■ **Exercise details**
Verbatim copy without pictures. Please print every entry as it stands.
───── Provided material
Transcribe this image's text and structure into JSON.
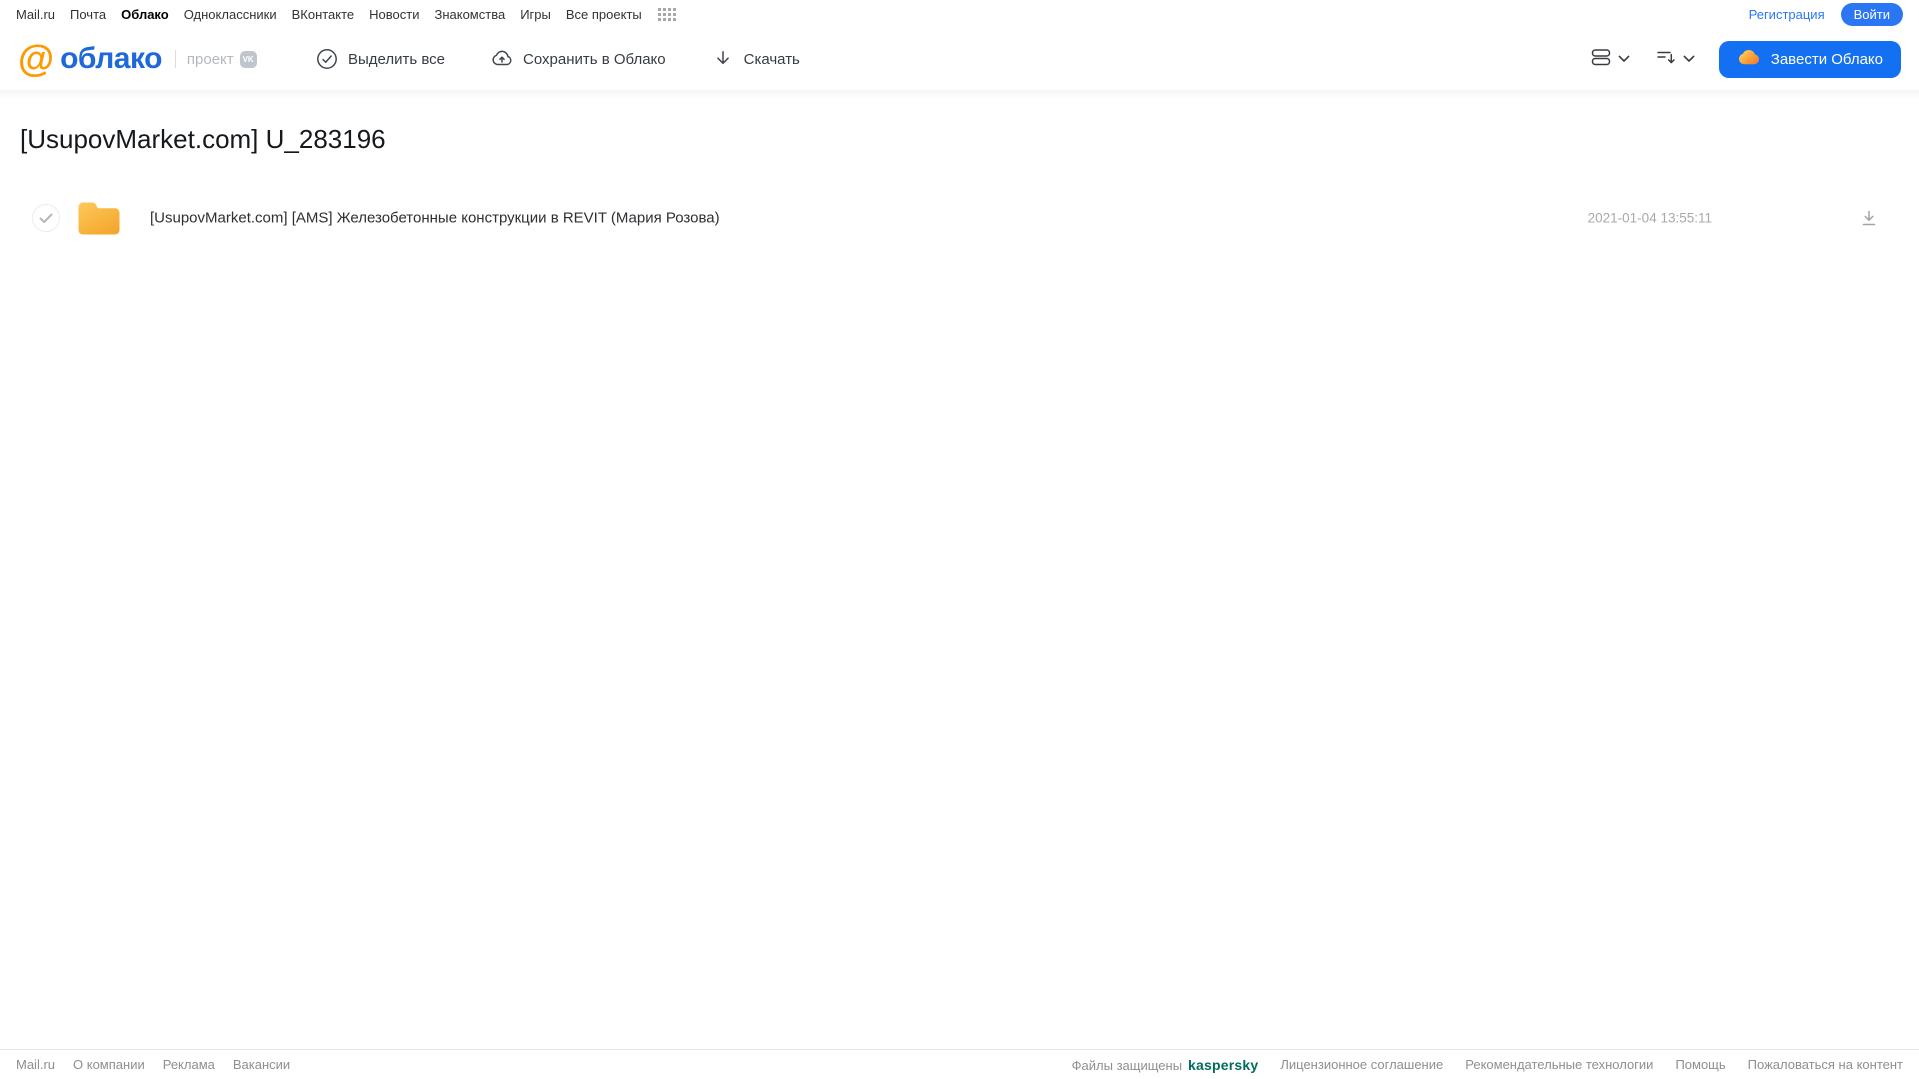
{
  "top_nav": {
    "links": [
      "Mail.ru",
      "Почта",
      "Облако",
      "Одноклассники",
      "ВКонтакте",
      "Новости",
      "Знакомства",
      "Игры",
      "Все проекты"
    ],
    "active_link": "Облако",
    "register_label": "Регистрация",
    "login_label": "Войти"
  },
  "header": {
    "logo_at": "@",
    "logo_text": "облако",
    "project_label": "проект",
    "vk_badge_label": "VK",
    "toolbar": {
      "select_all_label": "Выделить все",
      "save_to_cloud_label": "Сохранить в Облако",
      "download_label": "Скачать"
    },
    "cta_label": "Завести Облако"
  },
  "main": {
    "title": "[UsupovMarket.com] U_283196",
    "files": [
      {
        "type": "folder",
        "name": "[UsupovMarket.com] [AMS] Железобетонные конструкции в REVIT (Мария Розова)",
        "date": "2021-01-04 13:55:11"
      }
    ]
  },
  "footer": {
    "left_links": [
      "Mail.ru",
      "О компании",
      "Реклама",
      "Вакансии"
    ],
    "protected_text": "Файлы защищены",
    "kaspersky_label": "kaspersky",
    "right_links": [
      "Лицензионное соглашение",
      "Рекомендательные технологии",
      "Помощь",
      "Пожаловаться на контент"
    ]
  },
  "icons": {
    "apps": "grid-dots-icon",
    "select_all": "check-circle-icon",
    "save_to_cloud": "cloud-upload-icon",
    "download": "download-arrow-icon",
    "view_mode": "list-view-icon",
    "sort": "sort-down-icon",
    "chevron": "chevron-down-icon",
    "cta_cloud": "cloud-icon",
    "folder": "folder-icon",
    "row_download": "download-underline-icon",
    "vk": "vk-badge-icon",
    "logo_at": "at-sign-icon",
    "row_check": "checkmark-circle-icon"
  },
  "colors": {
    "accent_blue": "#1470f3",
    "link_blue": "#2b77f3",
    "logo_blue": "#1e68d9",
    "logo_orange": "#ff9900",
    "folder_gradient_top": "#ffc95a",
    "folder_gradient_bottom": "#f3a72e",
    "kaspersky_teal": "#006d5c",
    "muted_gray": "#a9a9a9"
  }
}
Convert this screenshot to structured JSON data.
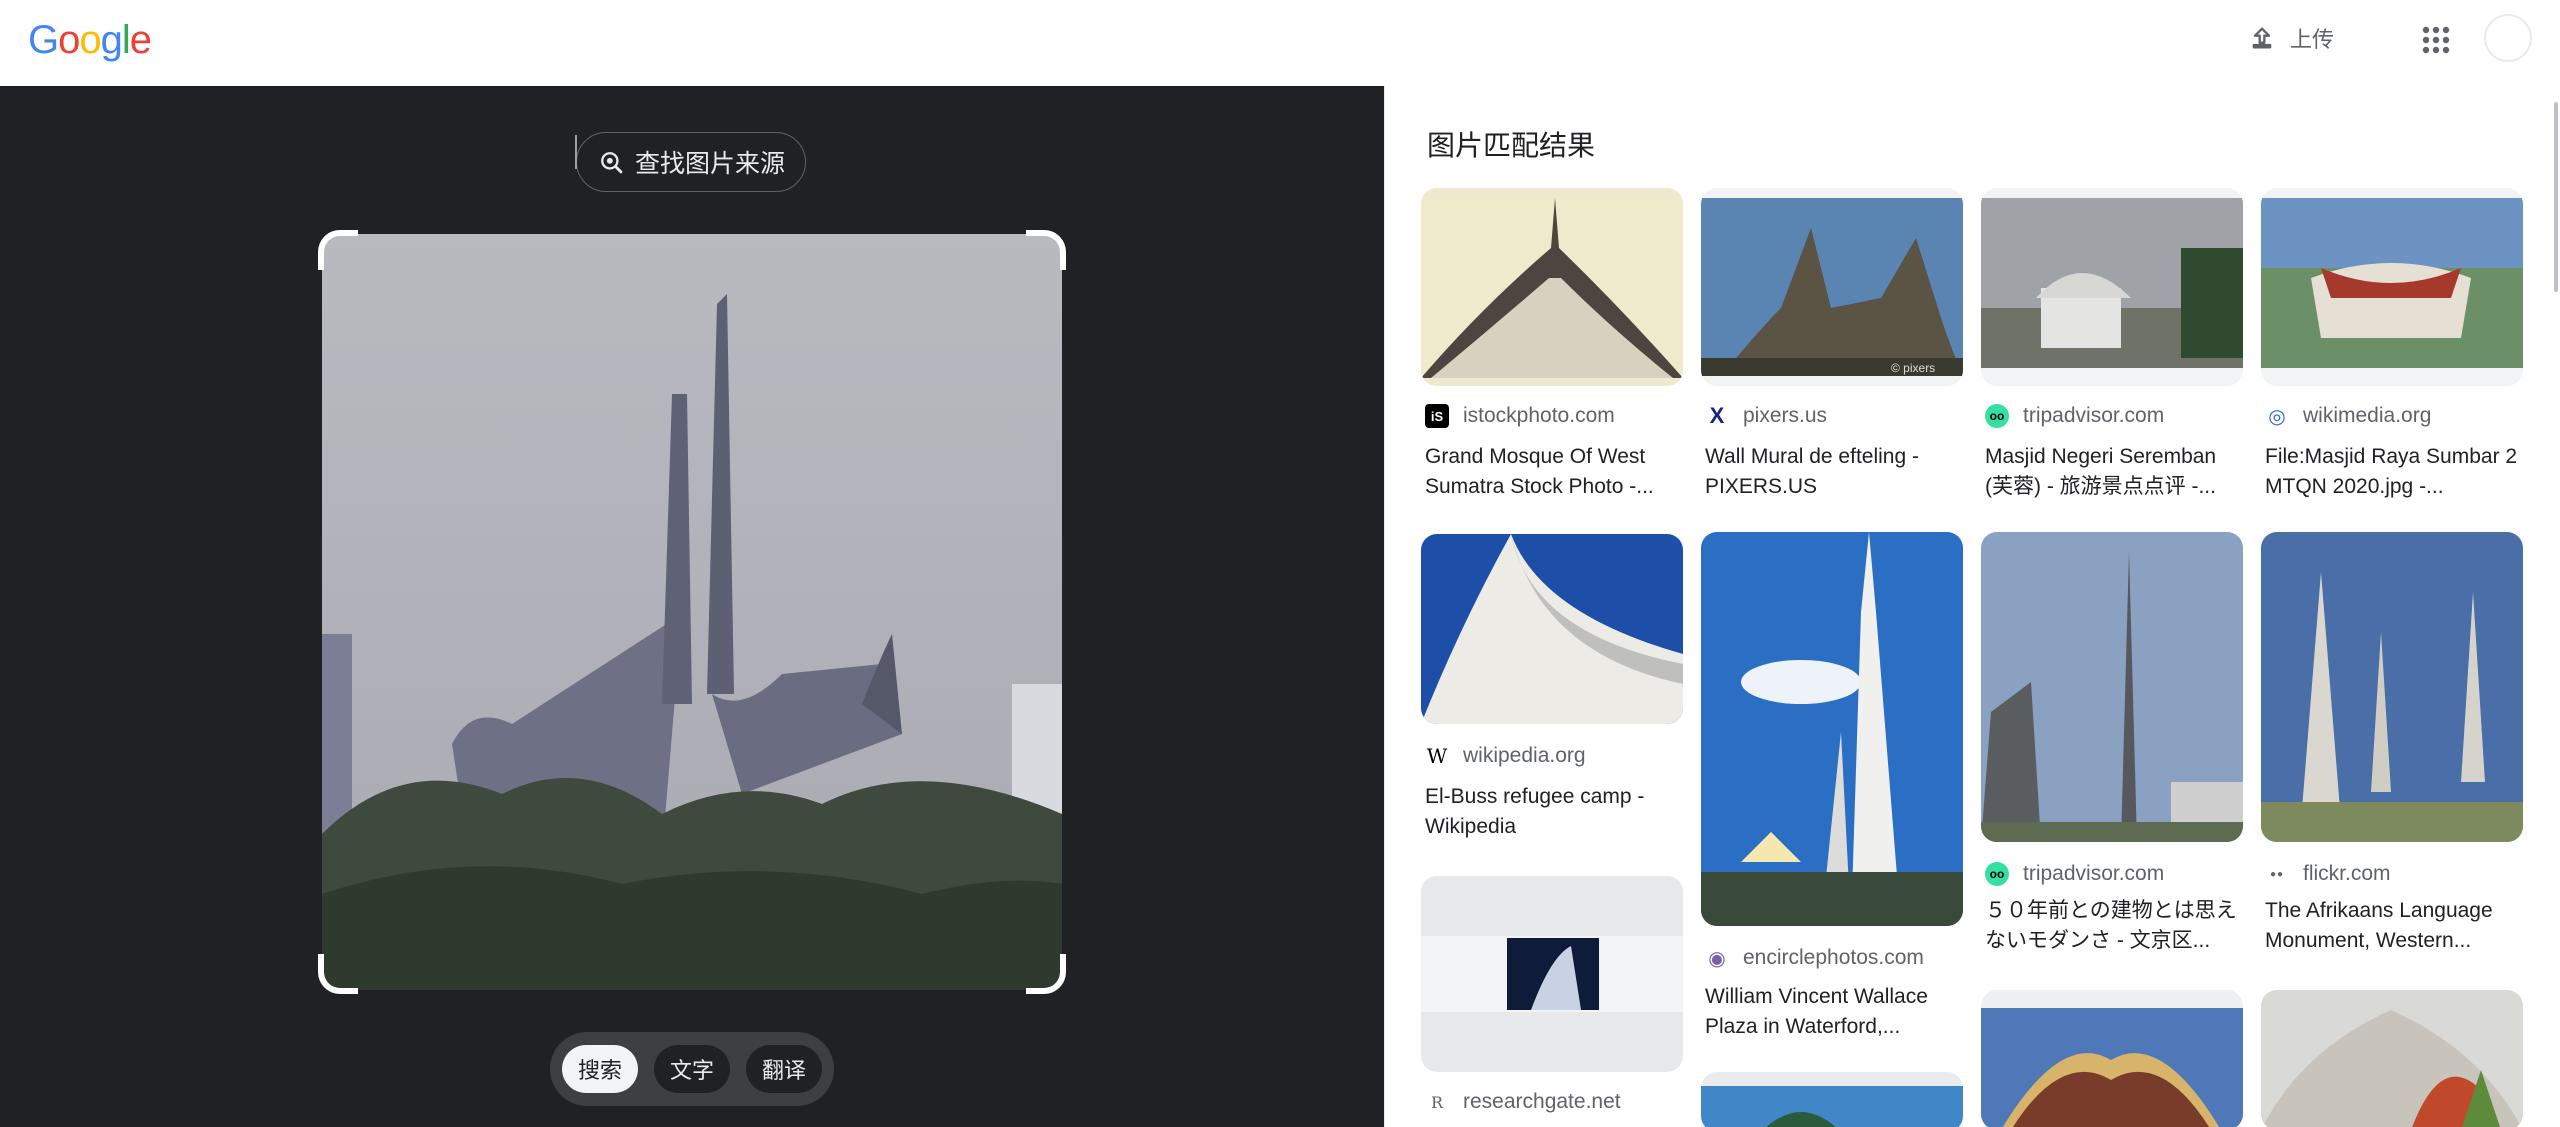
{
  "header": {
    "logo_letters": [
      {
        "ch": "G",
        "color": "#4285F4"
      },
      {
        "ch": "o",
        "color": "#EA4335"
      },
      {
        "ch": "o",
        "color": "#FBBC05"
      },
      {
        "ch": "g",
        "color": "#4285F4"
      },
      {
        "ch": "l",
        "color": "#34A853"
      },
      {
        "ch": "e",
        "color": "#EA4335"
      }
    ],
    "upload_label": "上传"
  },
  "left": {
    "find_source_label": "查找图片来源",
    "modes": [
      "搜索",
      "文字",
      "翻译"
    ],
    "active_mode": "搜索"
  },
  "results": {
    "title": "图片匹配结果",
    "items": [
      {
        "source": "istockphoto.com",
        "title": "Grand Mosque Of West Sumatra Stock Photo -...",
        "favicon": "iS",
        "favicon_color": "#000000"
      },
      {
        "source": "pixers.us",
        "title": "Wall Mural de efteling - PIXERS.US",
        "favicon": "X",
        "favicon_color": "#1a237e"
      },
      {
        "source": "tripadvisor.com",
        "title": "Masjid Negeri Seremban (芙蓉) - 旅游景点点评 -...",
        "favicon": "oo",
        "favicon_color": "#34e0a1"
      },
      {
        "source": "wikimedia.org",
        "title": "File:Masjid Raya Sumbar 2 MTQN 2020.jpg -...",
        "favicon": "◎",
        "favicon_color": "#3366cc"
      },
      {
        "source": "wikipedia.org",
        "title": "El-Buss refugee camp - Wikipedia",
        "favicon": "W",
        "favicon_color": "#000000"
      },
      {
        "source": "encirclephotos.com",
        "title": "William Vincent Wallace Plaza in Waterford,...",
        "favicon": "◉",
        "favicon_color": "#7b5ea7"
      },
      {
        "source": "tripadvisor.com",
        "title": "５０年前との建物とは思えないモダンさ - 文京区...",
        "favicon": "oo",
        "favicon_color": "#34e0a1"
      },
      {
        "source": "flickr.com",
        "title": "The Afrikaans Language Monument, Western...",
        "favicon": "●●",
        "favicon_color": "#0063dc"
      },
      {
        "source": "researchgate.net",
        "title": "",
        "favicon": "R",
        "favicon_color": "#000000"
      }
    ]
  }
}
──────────
■ **Solution**
Transcribe this image's text and structure into JSON.
{
  "top_nav": {
    "links": [
      "Mail.ru",
      "Почта",
      "Облако",
      "Одноклассники",
      "ВКонтакте",
      "Новости",
      "Знакомства",
      "Игры",
      "Все проекты"
    ],
    "active_link": "Облако",
    "register_label": "Регистрация",
    "login_label": "Войти"
  },
  "header": {
    "logo_at": "@",
    "logo_text": "облако",
    "project_label": "проект",
    "vk_badge_label": "VK",
    "toolbar": {
      "select_all_label": "Выделить все",
      "save_to_cloud_label": "Сохранить в Облако",
      "download_label": "Скачать"
    },
    "cta_label": "Завести Облако"
  },
  "main": {
    "title": "[UsupovMarket.com] U_283196",
    "files": [
      {
        "type": "folder",
        "name": "[UsupovMarket.com] [AMS] Железобетонные конструкции в REVIT (Мария Розова)",
        "date": "2021-01-04 13:55:11"
      }
    ]
  },
  "footer": {
    "left_links": [
      "Mail.ru",
      "О компании",
      "Реклама",
      "Вакансии"
    ],
    "protected_text": "Файлы защищены",
    "kaspersky_label": "kaspersky",
    "right_links": [
      "Лицензионное соглашение",
      "Рекомендательные технологии",
      "Помощь",
      "Пожаловаться на контент"
    ]
  },
  "icons": {
    "apps": "grid-dots-icon",
    "select_all": "check-circle-icon",
    "save_to_cloud": "cloud-upload-icon",
    "download": "download-arrow-icon",
    "view_mode": "list-view-icon",
    "sort": "sort-down-icon",
    "chevron": "chevron-down-icon",
    "cta_cloud": "cloud-icon",
    "folder": "folder-icon",
    "row_download": "download-underline-icon",
    "vk": "vk-badge-icon",
    "logo_at": "at-sign-icon",
    "row_check": "checkmark-circle-icon"
  },
  "colors": {
    "accent_blue": "#1470f3",
    "link_blue": "#2b77f3",
    "logo_blue": "#1e68d9",
    "logo_orange": "#ff9900",
    "folder_gradient_top": "#ffc95a",
    "folder_gradient_bottom": "#f3a72e",
    "kaspersky_teal": "#006d5c",
    "muted_gray": "#a9a9a9"
  }
}
Convert this screenshot to structured JSON data.
{
  "header": {
    "logo_letters": [
      {
        "ch": "G",
        "color": "#4285F4"
      },
      {
        "ch": "o",
        "color": "#EA4335"
      },
      {
        "ch": "o",
        "color": "#FBBC05"
      },
      {
        "ch": "g",
        "color": "#4285F4"
      },
      {
        "ch": "l",
        "color": "#34A853"
      },
      {
        "ch": "e",
        "color": "#EA4335"
      }
    ],
    "upload_label": "上传"
  },
  "left": {
    "find_source_label": "查找图片来源",
    "modes": [
      "搜索",
      "文字",
      "翻译"
    ],
    "active_mode": "搜索"
  },
  "results": {
    "title": "图片匹配结果",
    "items": [
      {
        "source": "istockphoto.com",
        "title": "Grand Mosque Of West Sumatra Stock Photo -...",
        "favicon": "iS",
        "favicon_color": "#000000"
      },
      {
        "source": "pixers.us",
        "title": "Wall Mural de efteling - PIXERS.US",
        "favicon": "X",
        "favicon_color": "#1a237e"
      },
      {
        "source": "tripadvisor.com",
        "title": "Masjid Negeri Seremban (芙蓉) - 旅游景点点评 -...",
        "favicon": "oo",
        "favicon_color": "#34e0a1"
      },
      {
        "source": "wikimedia.org",
        "title": "File:Masjid Raya Sumbar 2 MTQN 2020.jpg -...",
        "favicon": "◎",
        "favicon_color": "#3366cc"
      },
      {
        "source": "wikipedia.org",
        "title": "El-Buss refugee camp - Wikipedia",
        "favicon": "W",
        "favicon_color": "#000000"
      },
      {
        "source": "encirclephotos.com",
        "title": "William Vincent Wallace Plaza in Waterford,...",
        "favicon": "◉",
        "favicon_color": "#7b5ea7"
      },
      {
        "source": "tripadvisor.com",
        "title": "５０年前との建物とは思えないモダンさ - 文京区...",
        "favicon": "oo",
        "favicon_color": "#34e0a1"
      },
      {
        "source": "flickr.com",
        "title": "The Afrikaans Language Monument, Western...",
        "favicon": "●●",
        "favicon_color": "#0063dc"
      },
      {
        "source": "researchgate.net",
        "title": "",
        "favicon": "R",
        "favicon_color": "#000000"
      }
    ]
  }
}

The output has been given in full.